• Instructions to follow: Go through the material and pull out every line with the string "Ctrl" in it.

• Data for the task:
# # # # # # #

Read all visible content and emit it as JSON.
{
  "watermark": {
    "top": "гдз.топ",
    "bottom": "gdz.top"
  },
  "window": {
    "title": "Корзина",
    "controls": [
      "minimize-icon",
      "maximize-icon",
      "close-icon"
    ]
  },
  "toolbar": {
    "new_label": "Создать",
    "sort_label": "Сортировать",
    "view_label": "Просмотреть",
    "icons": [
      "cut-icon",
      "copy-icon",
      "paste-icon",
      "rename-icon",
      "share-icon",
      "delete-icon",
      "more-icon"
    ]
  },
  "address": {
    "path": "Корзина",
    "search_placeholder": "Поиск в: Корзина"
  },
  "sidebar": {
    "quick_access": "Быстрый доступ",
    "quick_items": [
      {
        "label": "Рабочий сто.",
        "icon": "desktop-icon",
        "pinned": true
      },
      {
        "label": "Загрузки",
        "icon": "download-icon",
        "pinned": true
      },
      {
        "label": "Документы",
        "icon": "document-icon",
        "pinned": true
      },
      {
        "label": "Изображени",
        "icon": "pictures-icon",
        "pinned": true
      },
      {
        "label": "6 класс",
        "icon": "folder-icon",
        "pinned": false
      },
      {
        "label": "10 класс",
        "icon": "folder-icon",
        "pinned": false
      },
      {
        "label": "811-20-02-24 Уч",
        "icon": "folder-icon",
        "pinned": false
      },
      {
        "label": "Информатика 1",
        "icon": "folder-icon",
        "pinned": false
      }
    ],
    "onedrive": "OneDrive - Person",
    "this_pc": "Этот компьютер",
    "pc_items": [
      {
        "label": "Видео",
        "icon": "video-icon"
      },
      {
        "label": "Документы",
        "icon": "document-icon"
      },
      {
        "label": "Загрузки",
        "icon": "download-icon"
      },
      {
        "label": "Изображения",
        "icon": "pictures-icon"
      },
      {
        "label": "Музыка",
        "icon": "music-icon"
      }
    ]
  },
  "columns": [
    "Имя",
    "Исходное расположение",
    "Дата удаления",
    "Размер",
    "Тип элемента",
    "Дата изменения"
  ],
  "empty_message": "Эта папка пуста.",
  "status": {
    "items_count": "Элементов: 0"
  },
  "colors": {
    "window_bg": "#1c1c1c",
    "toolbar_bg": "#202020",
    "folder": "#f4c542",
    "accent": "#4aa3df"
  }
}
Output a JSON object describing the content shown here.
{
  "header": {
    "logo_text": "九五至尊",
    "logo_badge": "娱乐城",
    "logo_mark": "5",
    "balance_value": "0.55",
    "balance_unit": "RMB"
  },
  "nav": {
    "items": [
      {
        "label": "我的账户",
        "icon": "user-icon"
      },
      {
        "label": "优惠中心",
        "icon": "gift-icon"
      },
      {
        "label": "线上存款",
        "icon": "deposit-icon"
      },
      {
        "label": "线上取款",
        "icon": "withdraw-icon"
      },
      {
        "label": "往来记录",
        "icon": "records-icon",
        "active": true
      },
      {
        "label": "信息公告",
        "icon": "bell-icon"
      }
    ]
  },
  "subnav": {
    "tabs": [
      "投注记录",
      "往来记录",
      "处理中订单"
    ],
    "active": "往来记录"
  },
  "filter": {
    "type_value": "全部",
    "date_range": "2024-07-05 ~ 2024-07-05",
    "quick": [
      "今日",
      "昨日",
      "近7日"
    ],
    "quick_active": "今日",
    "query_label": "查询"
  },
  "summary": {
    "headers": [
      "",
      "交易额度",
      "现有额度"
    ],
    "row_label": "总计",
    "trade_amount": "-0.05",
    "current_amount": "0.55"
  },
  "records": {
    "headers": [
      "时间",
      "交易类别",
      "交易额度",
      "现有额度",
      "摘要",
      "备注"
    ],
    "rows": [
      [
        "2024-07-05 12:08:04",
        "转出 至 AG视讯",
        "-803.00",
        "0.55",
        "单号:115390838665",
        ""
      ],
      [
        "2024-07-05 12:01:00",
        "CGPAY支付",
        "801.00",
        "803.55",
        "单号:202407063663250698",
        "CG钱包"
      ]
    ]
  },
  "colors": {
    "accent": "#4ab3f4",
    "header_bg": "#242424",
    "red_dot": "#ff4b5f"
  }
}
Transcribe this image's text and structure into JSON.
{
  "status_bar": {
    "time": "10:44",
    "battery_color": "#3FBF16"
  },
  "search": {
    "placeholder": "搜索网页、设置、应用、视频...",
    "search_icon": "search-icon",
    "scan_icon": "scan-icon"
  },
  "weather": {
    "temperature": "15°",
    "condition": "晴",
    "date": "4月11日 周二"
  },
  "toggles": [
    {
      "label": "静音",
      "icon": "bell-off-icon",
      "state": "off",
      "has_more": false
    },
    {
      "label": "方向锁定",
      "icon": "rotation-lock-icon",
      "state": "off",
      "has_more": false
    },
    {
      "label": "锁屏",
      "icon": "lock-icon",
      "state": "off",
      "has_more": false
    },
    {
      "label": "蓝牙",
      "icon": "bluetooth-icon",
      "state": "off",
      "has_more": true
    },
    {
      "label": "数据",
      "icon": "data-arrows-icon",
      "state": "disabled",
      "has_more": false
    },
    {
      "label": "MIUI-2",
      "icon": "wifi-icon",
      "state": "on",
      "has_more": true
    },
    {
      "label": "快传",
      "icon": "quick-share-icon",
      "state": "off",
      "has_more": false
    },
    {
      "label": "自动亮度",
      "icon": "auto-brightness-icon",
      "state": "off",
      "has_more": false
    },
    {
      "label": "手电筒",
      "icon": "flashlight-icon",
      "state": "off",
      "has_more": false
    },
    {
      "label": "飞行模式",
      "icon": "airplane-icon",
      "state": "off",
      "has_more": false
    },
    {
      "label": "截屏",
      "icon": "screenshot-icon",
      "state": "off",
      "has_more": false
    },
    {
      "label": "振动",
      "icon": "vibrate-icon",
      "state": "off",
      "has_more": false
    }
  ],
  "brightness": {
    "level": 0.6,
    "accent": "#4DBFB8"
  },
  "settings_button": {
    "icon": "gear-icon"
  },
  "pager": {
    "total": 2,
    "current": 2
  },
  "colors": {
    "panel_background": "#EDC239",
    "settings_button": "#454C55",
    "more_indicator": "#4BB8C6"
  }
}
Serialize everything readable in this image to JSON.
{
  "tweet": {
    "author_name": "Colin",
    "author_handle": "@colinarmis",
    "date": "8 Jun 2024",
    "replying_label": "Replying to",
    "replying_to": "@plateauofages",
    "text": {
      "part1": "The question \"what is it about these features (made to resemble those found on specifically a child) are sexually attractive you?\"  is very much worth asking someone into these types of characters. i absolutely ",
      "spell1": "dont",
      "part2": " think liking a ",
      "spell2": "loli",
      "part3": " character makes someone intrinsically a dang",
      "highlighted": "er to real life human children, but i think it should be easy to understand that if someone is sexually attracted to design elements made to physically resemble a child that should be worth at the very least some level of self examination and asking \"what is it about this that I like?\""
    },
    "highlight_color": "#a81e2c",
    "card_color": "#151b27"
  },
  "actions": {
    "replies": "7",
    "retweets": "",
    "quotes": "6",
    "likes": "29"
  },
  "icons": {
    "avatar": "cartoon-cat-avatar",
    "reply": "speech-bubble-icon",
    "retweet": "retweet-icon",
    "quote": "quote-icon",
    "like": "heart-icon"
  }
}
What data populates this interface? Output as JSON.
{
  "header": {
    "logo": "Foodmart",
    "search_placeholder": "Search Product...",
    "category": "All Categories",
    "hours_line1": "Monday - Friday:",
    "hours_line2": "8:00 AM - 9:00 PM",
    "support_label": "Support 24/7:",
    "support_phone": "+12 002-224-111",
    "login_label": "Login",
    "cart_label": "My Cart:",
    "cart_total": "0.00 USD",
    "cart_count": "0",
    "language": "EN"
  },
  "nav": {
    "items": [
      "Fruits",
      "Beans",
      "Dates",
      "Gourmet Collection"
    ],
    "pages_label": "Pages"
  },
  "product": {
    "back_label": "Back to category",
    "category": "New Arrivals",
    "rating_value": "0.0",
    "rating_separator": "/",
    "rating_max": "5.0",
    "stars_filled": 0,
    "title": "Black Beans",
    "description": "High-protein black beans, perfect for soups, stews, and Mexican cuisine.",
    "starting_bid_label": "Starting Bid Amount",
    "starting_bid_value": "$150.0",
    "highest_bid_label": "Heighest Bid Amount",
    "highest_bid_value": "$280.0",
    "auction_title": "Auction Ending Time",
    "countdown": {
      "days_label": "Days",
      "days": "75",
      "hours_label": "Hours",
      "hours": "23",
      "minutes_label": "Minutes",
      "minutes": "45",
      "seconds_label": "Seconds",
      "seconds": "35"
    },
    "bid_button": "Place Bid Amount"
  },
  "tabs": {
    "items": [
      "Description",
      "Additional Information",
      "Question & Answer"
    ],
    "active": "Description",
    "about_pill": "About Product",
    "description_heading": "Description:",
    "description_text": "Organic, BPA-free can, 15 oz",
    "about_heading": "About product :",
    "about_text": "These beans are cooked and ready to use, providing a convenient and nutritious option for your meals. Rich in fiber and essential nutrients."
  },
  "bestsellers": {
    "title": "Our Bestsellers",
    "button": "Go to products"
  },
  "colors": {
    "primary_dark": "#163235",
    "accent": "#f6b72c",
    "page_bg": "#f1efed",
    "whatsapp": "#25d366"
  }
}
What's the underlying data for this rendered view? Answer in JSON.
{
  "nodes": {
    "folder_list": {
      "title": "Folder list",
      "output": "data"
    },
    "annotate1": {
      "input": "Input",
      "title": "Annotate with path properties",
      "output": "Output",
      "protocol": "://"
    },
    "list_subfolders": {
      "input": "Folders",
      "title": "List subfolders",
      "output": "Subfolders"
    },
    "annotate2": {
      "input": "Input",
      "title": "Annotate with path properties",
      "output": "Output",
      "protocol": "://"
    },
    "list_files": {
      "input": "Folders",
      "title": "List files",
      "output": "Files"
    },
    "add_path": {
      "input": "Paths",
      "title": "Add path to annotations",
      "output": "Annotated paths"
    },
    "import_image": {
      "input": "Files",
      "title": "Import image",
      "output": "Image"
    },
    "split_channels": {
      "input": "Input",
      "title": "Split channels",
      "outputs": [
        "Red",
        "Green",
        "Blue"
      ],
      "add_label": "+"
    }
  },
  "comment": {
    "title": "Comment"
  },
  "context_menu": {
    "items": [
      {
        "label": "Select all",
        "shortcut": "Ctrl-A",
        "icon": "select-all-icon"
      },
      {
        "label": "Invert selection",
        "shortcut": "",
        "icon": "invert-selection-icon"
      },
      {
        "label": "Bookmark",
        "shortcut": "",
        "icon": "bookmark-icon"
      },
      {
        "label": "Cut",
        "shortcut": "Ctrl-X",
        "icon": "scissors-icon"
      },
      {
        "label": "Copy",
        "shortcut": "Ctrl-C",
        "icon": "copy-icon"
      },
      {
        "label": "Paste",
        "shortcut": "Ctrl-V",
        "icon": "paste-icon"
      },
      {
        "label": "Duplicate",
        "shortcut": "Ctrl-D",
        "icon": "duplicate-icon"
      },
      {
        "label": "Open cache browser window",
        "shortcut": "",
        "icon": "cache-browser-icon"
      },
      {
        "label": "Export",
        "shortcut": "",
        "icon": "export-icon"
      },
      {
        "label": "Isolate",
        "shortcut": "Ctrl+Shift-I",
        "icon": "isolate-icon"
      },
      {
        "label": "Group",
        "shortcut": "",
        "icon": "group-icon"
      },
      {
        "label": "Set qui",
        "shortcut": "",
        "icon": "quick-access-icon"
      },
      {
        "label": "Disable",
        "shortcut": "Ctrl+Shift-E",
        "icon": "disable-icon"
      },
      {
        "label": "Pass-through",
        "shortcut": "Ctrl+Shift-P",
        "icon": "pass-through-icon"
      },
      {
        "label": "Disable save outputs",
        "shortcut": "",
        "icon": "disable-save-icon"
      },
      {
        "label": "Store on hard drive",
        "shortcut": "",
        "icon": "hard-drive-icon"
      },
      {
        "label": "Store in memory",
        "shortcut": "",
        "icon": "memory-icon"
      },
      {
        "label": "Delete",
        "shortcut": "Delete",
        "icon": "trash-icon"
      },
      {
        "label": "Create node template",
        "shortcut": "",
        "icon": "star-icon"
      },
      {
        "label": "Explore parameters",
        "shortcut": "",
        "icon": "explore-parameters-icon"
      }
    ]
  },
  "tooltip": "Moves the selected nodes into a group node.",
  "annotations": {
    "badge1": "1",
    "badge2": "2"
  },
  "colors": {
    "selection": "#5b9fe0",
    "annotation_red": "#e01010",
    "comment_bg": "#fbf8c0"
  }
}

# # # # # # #

• Task result:
        "shortcut": "Ctrl-A",
        "shortcut": "Ctrl-X",
        "shortcut": "Ctrl-C",
        "shortcut": "Ctrl-V",
        "shortcut": "Ctrl-D",
        "shortcut": "Ctrl+Shift-I",
        "shortcut": "Ctrl+Shift-E",
        "shortcut": "Ctrl+Shift-P",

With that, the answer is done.